    A gravity survey covering an area of 6200 km/sup 2/ was made over the southwestern part of the southern Utah geothermal belt. The objective of the gravity survey is to delineate the geologic structures and assist in the understanding of the geothermal potential of the area. A total of 726 new gravity stations together with 205 existing gravity stations, are reduced to give: (1) a complete Bouguer gravity anomaly map, and (2) a fourth-order residual gravity anomaly map; both maps have a 2-mgal contour interval. The complete Bouguer gravity anomaly map shows an east-trending regional gravity belt with a total relief of about 70 mgal which crosses the central portion of the survey area. The gravity belt is attributed to a crustal lateral density variation of 0.1 gm/cc from a depth of 5 to 15 km.

  18. Method for direct conversion of gaseous hydrocarbons to liquids

    DOE Patents [OSTI]

    Kong, Peter C.; Lessing, Paul A.

    2006-03-07

    A chemical reactor for direct conversion of hydrocarbons includes a dielectric barrier discharge plasma cell and a solid oxide electrochemical cell in fluid communication therewith. The discharge plasma cell comprises a pair of electrodes separated by a dielectric material and passageway therebetween. The electrochemical cell comprises a mixed-conducting solid oxide electrolyte membrane tube positioned between a porous cathode and a porous anode, and a gas inlet tube for feeding oxygen containing gas to the porous cathode. An inlet is provided for feeding hydrocarbons to the passageway of the discharge plasma cell, and an outlet is provided for discharging reaction products from the reactor. A packed bed catalyst may optionally be used in the reactor to increase efficiency of conversion. The reactor can be modified to allow use of a light source for directing ultraviolet light into the discharge plasma cell and the electrochemical cell.

  19. Apparatus for removing hydrocarbon contaminants from solid materials
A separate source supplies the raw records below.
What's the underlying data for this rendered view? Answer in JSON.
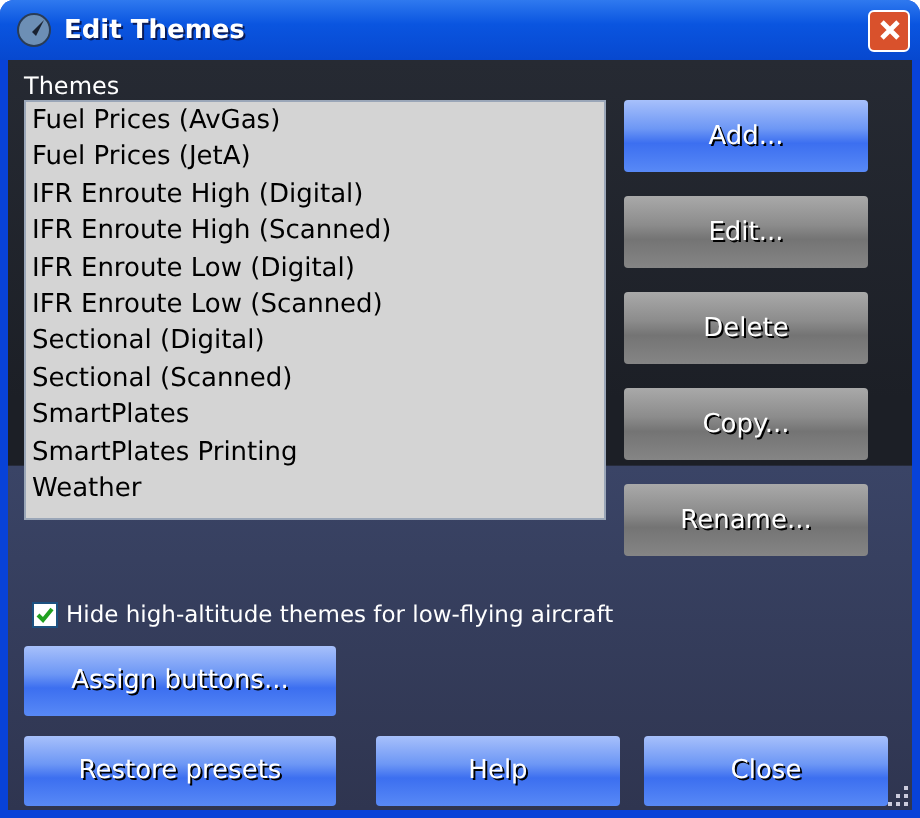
{
  "window": {
    "title": "Edit Themes"
  },
  "themes": {
    "label": "Themes",
    "items": [
      {
        "label": "Fuel Prices (AvGas)",
        "selected": false
      },
      {
        "label": "Fuel Prices (JetA)",
        "selected": false
      },
      {
        "label": "IFR Enroute High (Digital)",
        "selected": false
      },
      {
        "label": "IFR Enroute High (Scanned)",
        "selected": false
      },
      {
        "label": "IFR Enroute Low (Digital)",
        "selected": false
      },
      {
        "label": "IFR Enroute Low (Scanned)",
        "selected": false
      },
      {
        "label": "Sectional (Digital)",
        "selected": false
      },
      {
        "label": "Sectional (Scanned)",
        "selected": false
      },
      {
        "label": "SmartPlates",
        "selected": false
      },
      {
        "label": "SmartPlates Printing",
        "selected": false
      },
      {
        "label": "Weather",
        "selected": false
      }
    ]
  },
  "side_buttons": [
    {
      "label": "Add...",
      "disabled": false
    },
    {
      "label": "Edit...",
      "disabled": true
    },
    {
      "label": "Delete",
      "disabled": true
    },
    {
      "label": "Copy...",
      "disabled": true
    },
    {
      "label": "Rename...",
      "disabled": true
    }
  ],
  "hide_high_altitude": {
    "label": "Hide high-altitude themes for low-flying aircraft",
    "checked": true
  },
  "assign_button": {
    "label": "Assign buttons..."
  },
  "bottom_buttons": [
    {
      "label": "Restore presets"
    },
    {
      "label": "Help"
    },
    {
      "label": "Close"
    }
  ]
}
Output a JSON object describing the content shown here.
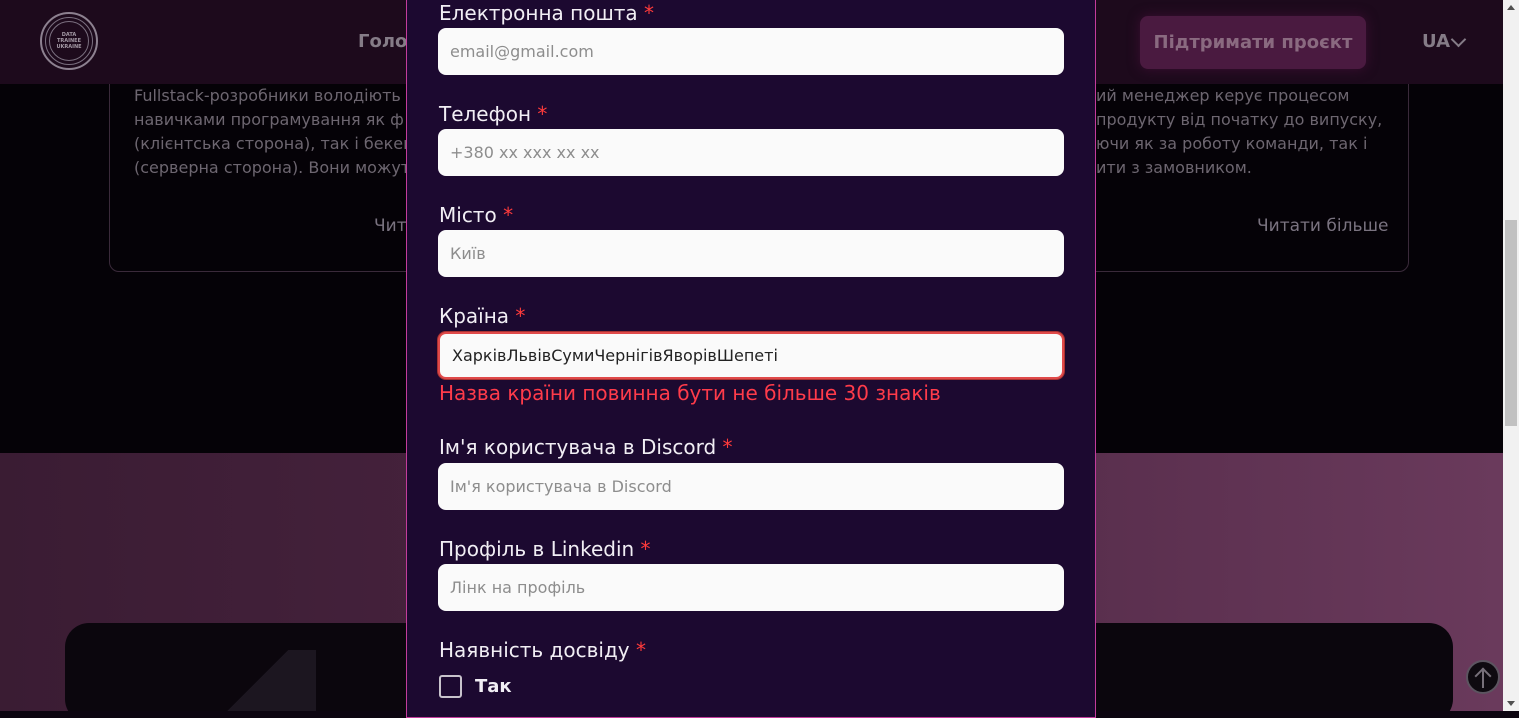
{
  "header": {
    "logo_text": "DATA TRAINEE UKRAINE",
    "nav_home": "Голов",
    "support_button": "Підтримати проєкт",
    "language": "UA"
  },
  "background": {
    "left_card_text": "Fullstack-розробники володіють навичками програмування як ф (клієнтська сторона), так і бекен (серверна сторона). Вони можут",
    "right_card_text": "ий менеджер керує процесом продукту від початку до випуску, ючи як за роботу команди, так і ити з замовником.",
    "read_more_left": "Чит",
    "read_more_right": "Читати більше"
  },
  "form": {
    "email": {
      "label": "Електронна пошта",
      "placeholder": "email@gmail.com",
      "value": ""
    },
    "phone": {
      "label": "Телефон",
      "placeholder": "+380 xx xxx xx xx",
      "value": ""
    },
    "city": {
      "label": "Місто",
      "placeholder": "Київ",
      "value": ""
    },
    "country": {
      "label": "Країна",
      "value": "ХарківЛьвівСумиЧернігівЯворівШепеті",
      "error": "Назва країни повинна бути не більше 30 знаків"
    },
    "discord": {
      "label": "Ім'я користувача в Discord",
      "placeholder": "Ім'я користувача в Discord",
      "value": ""
    },
    "linkedin": {
      "label": "Профіль в Linkedin",
      "placeholder": "Лінк на профіль",
      "value": ""
    },
    "experience": {
      "label": "Наявність досвіду",
      "option_yes": "Так"
    },
    "required_mark": "*"
  },
  "colors": {
    "modal_bg": "#1c0930",
    "modal_border": "#c33c9c",
    "error": "#ff3b4a",
    "required": "#ff3b3b"
  }
}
    DOE Patents [OSTI]

    Bala, Gregory A. (Idaho Falls, ID); Thomas, Charles P. (Idaho Falls, ID)

    1996-01-01

    A system for removing hydrocarbons from solid materials. Contaminated solids are combined with a solvent (preferably terpene based) to produce a mixture. The mixture is washed with water to generate a purified solid product (which is removed from the system) and a drainage product. The drainage product is separated into a first fraction (consisting mostly of contaminated solvent) and a second fraction (containing solids and water). The first fraction is separated into a third fraction (consisting mostly of contaminated solvent) and a fourth fraction (containing residual solids and water). The fourth fraction is combined with the second fraction to produce a sludge which is separated into a fifth fraction (containing water which is ultimately reused) and a sixth fraction (containing solids). The third fraction is then separated into a seventh fraction (consisting of recovered solvent which is ultimately reused) and an eighth fraction (containing hydrocarbon waste).

  20. Method for removing hydrocarbon contaminants from solid materials

    DOE Patents [OSTI]

    Bala, Gregory A. (Idaho Falls, ID); Thomas, Charles P. (Idaho Falls, ID)

    1995-01-01

    A system for removing hydrocarbons from solid materials. Contaminated solids are combined with a solvent (preferably terpene based) to produce a mixture. The mixture is washed with water to generate a purified solid product (which is removed from the system) and a drainage product. The drainage product is separated into a first fraction (consisting mostly of contaminated solvent) and a second fraction (containing solids and water). The first fraction is separated into a third fraction (consisting mostly of contaminated solvent) and a fourth fraction (containing residual solids and water). The fourth fraction is combined with the second fraction to produce a sludge which is separated into a fifth fraction (containing water which is ultimately reused) and a sixth fraction (containing solids). The third fraction is then separated into a seventh fraction (consisting of recovered solvent which is ultimately reused) and an eighth fraction (containing hydrocarbon waste).